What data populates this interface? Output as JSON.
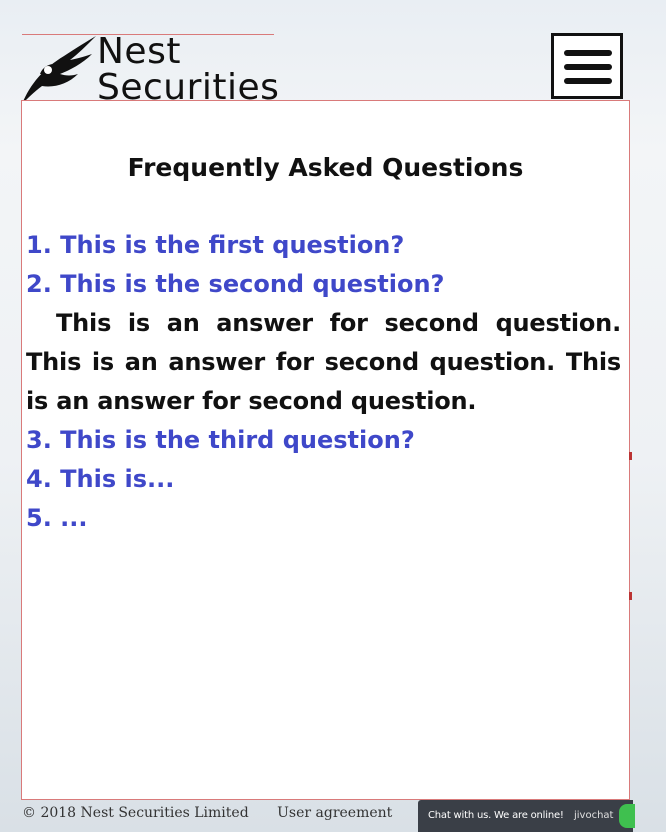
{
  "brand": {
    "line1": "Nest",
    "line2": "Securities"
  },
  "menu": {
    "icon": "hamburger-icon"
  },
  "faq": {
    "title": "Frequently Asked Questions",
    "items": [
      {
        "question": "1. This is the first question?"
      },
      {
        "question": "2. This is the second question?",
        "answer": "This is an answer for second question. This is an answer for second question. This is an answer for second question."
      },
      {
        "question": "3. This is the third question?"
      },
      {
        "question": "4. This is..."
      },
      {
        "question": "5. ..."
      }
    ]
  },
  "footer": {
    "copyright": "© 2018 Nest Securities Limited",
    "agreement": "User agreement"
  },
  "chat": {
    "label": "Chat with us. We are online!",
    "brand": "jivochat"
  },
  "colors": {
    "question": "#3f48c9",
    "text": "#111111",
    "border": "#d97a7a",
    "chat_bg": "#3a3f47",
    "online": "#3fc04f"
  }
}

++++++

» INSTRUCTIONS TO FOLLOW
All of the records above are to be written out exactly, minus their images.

» RESULT
What data populates this interface? Output as JSON.
{
  "brand": {
    "line1": "Nest",
    "line2": "Securities"
  },
  "menu": {
    "icon": "hamburger-icon"
  },
  "faq": {
    "title": "Frequently Asked Questions",
    "items": [
      {
        "question": "1. This is the first question?"
      },
      {
        "question": "2. This is the second question?",
        "answer": "This is an answer for second question. This is an answer for second question. This is an answer for second question."
      },
      {
        "question": "3. This is the third question?"
      },
      {
        "question": "4. This is..."
      },
      {
        "question": "5. ..."
      }
    ]
  },
  "footer": {
    "copyright": "© 2018 Nest Securities Limited",
    "agreement": "User agreement"
  },
  "chat": {
    "label": "Chat with us. We are online!",
    "brand": "jivochat"
  },
  "colors": {
    "question": "#3f48c9",
    "text": "#111111",
    "border": "#d97a7a",
    "chat_bg": "#3a3f47",
    "online": "#3fc04f"
  }
}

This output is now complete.